Microsoft has reiterated that passwords are no longer a viable security method and multi-factor authentication (MFA) is better. In a blog, the company says users who enable MFA on their accounts will be protected from 99.9% of automated attacks.

This is not just Microsoft talking up its own account protection. In fact, the company says the 99.9% blocking ability will work on any website or service where multi-factor authentication is supported.

So, the message from Microsoft is clear: If MFA is available, use it. This could be advanced biometrics like eye or fingerprint sensors, added security questions, SMS-based one-time code passwords, and more.

“Your password doesn’t matter, but MFA does! Based on our studies, your account is more than 99.9% less likely to be compromised if you use MFA,” said Alex Weinert, Group Program Manager for Identity Security and Protection at Microsoft.

Moving Away from Passwords

Microsoft has doubled down on its password-less future. In a recent Windows 10 20H1 preview build, the company introduced passwordless settings.
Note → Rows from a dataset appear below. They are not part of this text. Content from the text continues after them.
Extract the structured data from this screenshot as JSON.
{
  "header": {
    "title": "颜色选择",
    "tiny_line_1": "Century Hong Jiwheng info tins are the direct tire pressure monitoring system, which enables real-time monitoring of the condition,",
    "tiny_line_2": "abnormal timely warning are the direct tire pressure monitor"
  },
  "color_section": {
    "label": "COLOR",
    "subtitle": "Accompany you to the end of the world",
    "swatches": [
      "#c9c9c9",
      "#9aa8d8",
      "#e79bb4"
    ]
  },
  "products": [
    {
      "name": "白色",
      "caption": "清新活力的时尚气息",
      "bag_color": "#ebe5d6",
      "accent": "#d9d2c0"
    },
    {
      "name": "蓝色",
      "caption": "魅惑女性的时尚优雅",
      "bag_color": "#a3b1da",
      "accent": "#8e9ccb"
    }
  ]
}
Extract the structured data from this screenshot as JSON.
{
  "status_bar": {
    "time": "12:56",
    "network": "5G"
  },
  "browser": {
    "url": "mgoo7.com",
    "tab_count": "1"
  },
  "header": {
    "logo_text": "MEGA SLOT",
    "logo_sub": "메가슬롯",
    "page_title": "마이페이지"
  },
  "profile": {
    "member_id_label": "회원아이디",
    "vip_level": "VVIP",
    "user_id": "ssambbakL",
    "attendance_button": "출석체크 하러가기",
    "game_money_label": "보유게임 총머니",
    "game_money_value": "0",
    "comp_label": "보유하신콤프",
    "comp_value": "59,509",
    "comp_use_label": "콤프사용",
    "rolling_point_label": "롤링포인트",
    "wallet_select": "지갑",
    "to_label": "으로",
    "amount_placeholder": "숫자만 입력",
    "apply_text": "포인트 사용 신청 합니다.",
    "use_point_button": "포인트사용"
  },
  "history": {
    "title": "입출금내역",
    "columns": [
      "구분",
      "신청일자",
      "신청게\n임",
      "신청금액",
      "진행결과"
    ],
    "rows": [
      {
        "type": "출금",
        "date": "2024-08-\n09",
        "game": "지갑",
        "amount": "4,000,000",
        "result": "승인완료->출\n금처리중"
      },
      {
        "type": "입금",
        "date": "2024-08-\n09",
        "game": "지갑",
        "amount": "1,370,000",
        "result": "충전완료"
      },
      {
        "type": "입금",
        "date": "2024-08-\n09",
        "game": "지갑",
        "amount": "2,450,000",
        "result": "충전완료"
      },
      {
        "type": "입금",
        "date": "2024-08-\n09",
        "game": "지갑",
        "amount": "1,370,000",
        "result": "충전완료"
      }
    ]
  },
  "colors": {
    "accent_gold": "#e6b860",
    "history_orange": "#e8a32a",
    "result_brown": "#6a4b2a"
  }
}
Insiders can head to Settings > Accounts > Sign-in to see the new options, which allows users to switch Microsoft Account logins to Fingerprint, PIN only, or Windows Hello Face recognition.

Weinert says passwords are no longer viable protection, no matter how they are used. Even advising users to “never use a password that has ever been seen in a breach” or “use really long passwords” does not really prevent attack these days.

Weinert was part of the Microsoft team that handled password bans following a Microsoft Account and Azure AD breach in 2016. Following this breach, Microsoft Account holders trying to use a password from before the attack were told to change their credentials. However, Weinert says even this mitigation didn’t prevent hackers compromising accounts.

Password Breach Methods

He says this is because passwords don’t act as a blocker anymore, no matter how complicated they are. Weinert points to the following practices used by hackers to bypass passwords:


Attack Also known as . . . Frequency       Difficulty: Mechanism User assists attacker by . . . Does your password matter?
Credential Stuffing Breach replay, list cleaning Very high – 20+M accounts probed daily in MSFT ID systems Very easy: Purchase creds gathered from breached sites with bad data at rest policies, test for matches on other systems. List cleaning tools are readily available. Being human. Passwords are hard to think up. 62% of users admit reuse. No – attacker has exact password.
Phishing Man-in-the-middle, credential interception Very high. 0.5% of all inbound mails. Easy: Send emails that promise entertainment or threaten, and link user to doppelganger site for sign-in. Capture creds. Use Modlishka or similar tools to make this very easy. Being human. People are curious or worried and ignore warning signs. No – user gives the password to the attacker
Keystroke logging Malware, sniffing Low. Medium: Malware records and transmits usernames and passwords entered, but usually everything else too, so attackers have to parse things. Clicking links, running as administrator, not scanning for malware. No – malware intercepts exactly what is typed.
Local discovery Dumpster diving, physical recon, network scanning. Low. Difficult: Search user’s office or journal for written passwords. Scan network for open shares. Scan for creds in code or maintenance scripts. Writing passwords down (driven by complexity or lack of SSO); using passwords for non-attended accounts No – exact password discovered.
Extortion Blackmail, Insider threat Very low. Cool in movies though. Difficult: Threaten to harm or embarrass human account holder if credentials aren’t provided. Being human. No – exact password disclosed
Password spray Guessing, hammering, low-and-slow Very high – accounts for at least 16% of attacks. Sometimes 100s of thousands broken per day. Millions probed daily. Trivial: Use easily acquired user lists, attempt the same password over a very large number of usernames. Regulate speed and distributed across many IPs to avoid detection. Tools are readily and cheaply available. See below. Being human.

Using common passwords such as qwerty123 or Summer2018!

No, unless it is in the handful of top passwords attackers are trying.
Brute force Database extraction, cracking Very low. Varies: Penetrate network to extract files. Can be easy if target organization is weakly defended (e.g. password only admin accounts), more difficult if appropriate defenses of database, including physical and operation security, are in place. Perform hash cracking on password. Difficulty varies with encryption used. See below. None. No, unless you are using an unusable password (and therefore, a password manager) or a really creative passphrase. See below.